The decision to expand the responsibilities of the compensation committee should address the unique challenges and contexts of each company and its board and compensation committee. The following factors should be considered:
Increasing focus on HCM: As retail shareholders and institutional investors increasingly emphasize HCM concerns, companies may be compelled to integrate incentive payouts with HCM objectives alongside financial metrics. This dynamic should prompt compensation committees to gain a thorough understanding of the suitability and application of these measures.
Evolving responsibilities: Traditionally, compensation committees focused solely on executive pay and alignment with business strategies. Today, much more may be required. Expanded HCM responsibilities can include executive succession planning, leadership development, diversity and inclusion, employee engagement, culture, and other environmental, social, and governance issues.
Assessing committee capabilities: Before expanding the compensation committee’s scope, a crucial assessment must be undertaken to determine if current members possess the necessary skill set for these new responsibilities; boards might want to consider the appointment of new members with expertise or experience in human capital matters. Moreover, it is advisable to encourage existing members to bolster their knowledge through participation in educational programs.
Aligning Structure with Intentions: Potential Benefits and Trade-offs
If the decision is made to expand the compensation committee’s responsibilities, members should consider amending the committee charter (and perhaps name of the committee) to reflect this broader role. A change in the compensation committee’s name or charter may be an impactful way to signal to investors that the company and its compensation committee are responsive to investor and other stakeholder concerns. Keep in mind, however, that these changes must be coordinated with other committees and the full board to avoid fragmentation and to ensure seamless collaboration.
Additionally, the compensation committee should recognize the trade-off between additional time and resources required for new agenda items and core compensation committee responsibilities. A committee should avoid expansion of its duties and responsibilities that exceed its capacity and expertise.
Ultimately, expanding the compensation committee’s role not only allows organizations to stay ahead of changing expectations, but also demonstrates to stakeholders and society the company’s commitment to human capital management, fostering trust and enhancing reputation. Embracing a broader mandate positions the board as a strategic partner to management, ensuring effective oversight of all critical aspects of the business.
Looking to the Future

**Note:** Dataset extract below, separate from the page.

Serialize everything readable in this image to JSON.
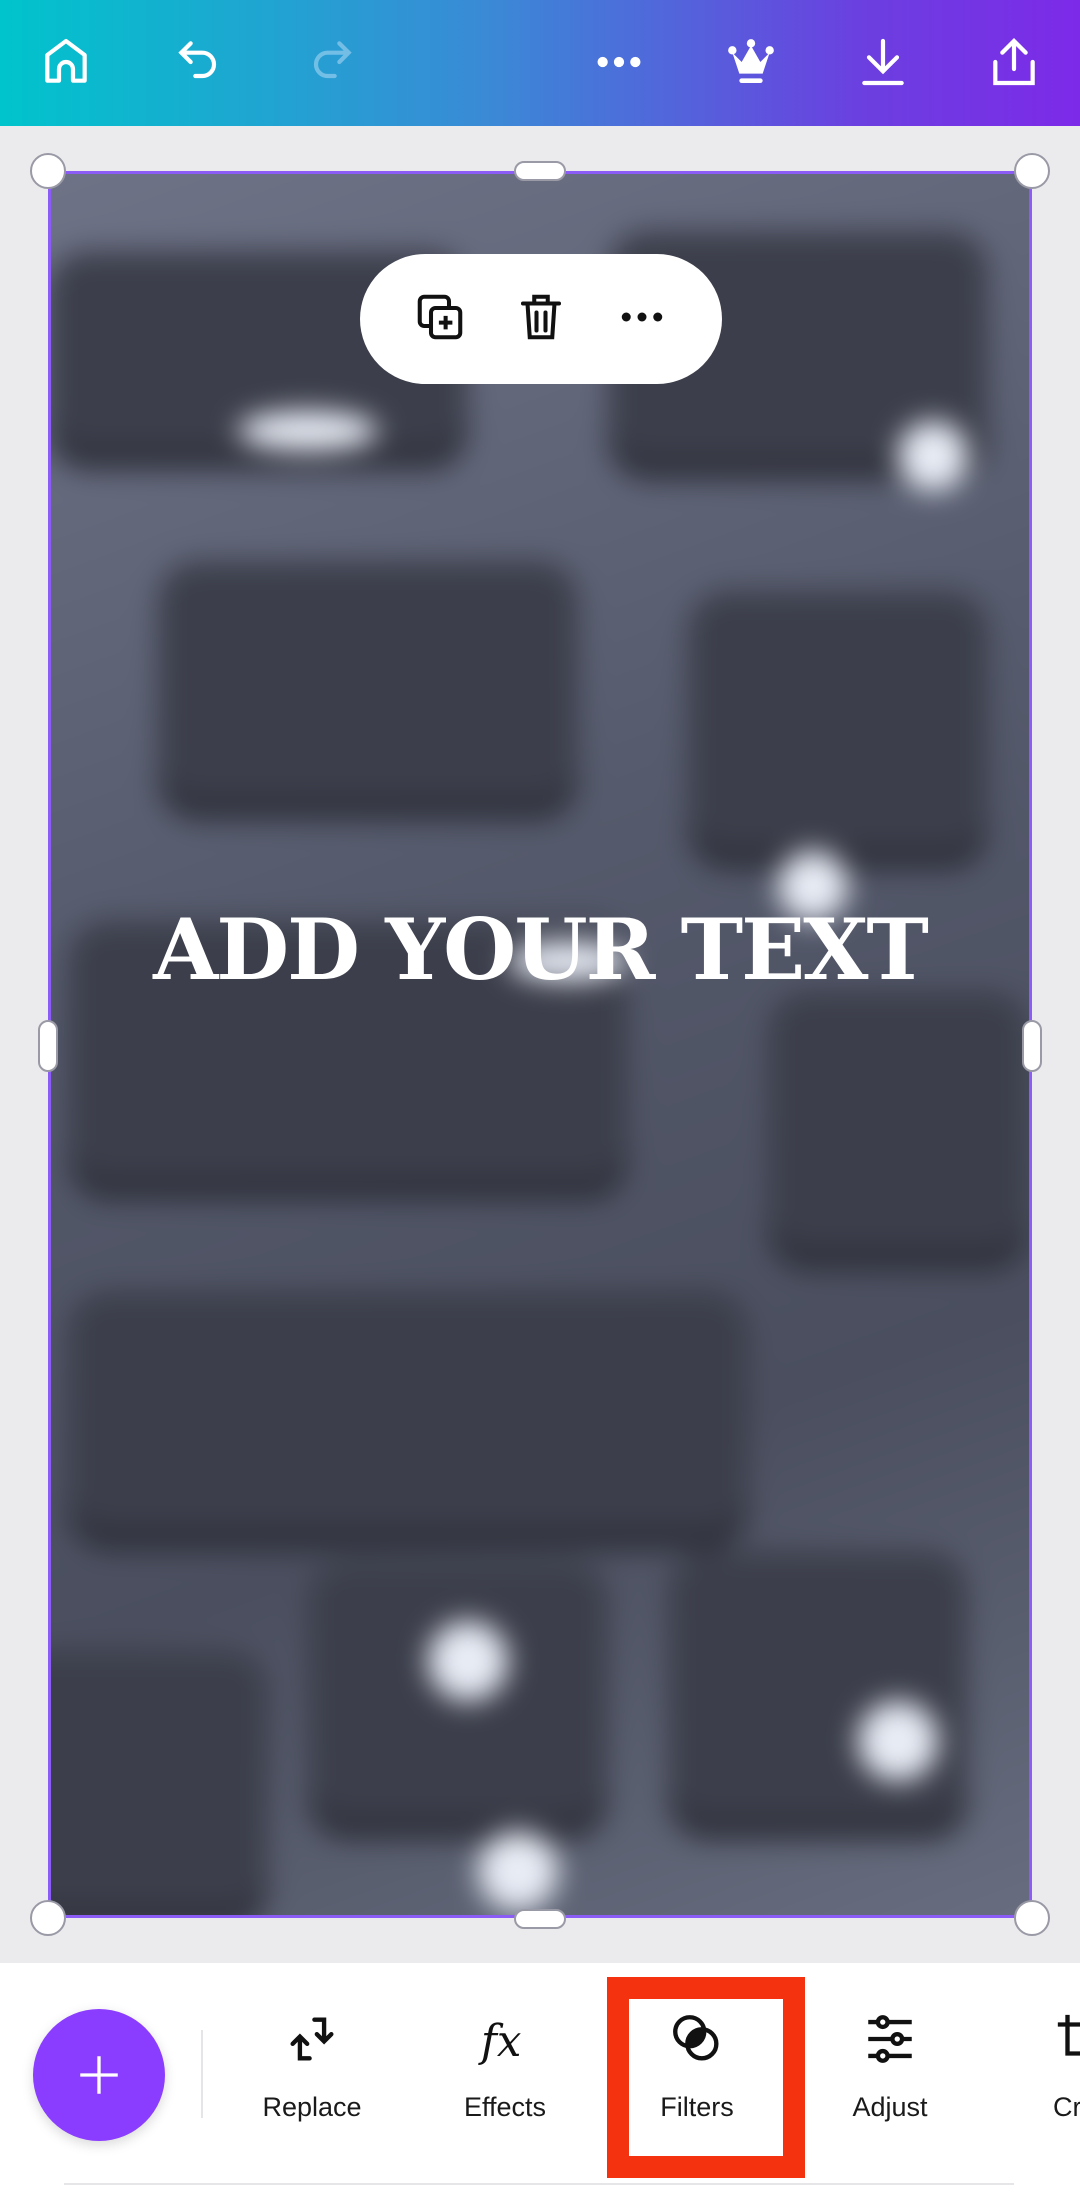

While the decision to expand the role of the compensation committee is influenced by various factors specific to each company and board, the importance of an intentional and informed approach remains universal. Boards that strategically expand their compensation committee’s role, after balancing the potential benefits with the associated trade-offs, can help to address HCM matters and aid in sustained value creation for shareholders. With the increasing emphasis on HCM, the compensation committee’s role is more critical than ever.